Rolling Pin


The definition of an heirloom, according to Webster's Dictionary, is “any treasured possession handed down from generation to generation”. For the most part, when people consider something an heirloom, it has both a high monetary and sentimental value. My rolling pin, however, is not an expensive item, but it is still precious to my family. It is not just any rolling pin, it was my great-grandmother’s rolling pin. It was passed down from her to my grandmother, and then to my mom. As a little girl, my grandmother lived in a small Russian town called Kodyma. During this time, intolerance of Jews led to many pogroms in that area. As a result, my great-grandparents wanted to immigrate to America, so they could be safe from religious persecution.

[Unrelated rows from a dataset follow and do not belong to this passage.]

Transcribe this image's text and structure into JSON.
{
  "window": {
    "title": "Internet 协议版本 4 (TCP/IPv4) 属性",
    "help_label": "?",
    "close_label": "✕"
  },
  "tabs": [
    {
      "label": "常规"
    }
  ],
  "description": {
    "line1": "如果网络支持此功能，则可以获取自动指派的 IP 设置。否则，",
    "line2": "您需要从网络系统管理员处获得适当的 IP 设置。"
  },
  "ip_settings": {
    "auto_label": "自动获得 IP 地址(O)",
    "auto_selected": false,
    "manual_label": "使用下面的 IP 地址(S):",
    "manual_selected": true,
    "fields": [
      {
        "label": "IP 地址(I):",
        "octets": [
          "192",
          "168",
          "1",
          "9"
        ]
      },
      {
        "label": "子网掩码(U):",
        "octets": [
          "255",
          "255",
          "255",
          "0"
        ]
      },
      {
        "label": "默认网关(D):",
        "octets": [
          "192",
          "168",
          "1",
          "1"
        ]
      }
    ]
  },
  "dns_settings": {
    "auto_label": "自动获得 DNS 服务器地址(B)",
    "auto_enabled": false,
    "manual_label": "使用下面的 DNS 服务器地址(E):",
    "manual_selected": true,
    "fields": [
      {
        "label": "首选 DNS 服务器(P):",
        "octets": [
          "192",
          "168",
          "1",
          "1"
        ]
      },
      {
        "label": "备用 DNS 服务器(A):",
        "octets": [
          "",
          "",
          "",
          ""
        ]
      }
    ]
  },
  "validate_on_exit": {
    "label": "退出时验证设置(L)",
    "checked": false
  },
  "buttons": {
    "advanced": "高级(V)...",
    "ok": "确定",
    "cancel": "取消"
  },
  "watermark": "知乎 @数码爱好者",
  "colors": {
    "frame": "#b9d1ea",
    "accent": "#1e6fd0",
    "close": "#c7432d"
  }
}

They were able to get to a boat to the United States, but there was not enough money for all of them to go. My great-grandfather went to America alone to earn money there, so he could bring my grandmother and great-grandmother to America as well. It was around that time that my great-grandmother bought this rolling pin, making it close to a hundred years old. Both of my great-grandparents died before my mom was born, so I do not know much about them, but I still use the same rolling pin that belonged to my great-grandmother. It might seem strange that an object such as a rolling pin would help me feel connected to my family’s past, but it is reassuring to know that when I am baking, I am holding the same rolling pin that she held.
#Rolling pin #Jewish #Grandmother #Great-Grandmother #Great-Grandfather

Place(s): Kodyma, Odessa, Brooklyn
Year: 1921

– Sarah Kaye

Relationship:  Grandchild of im/migrant Grandchild of im/migrant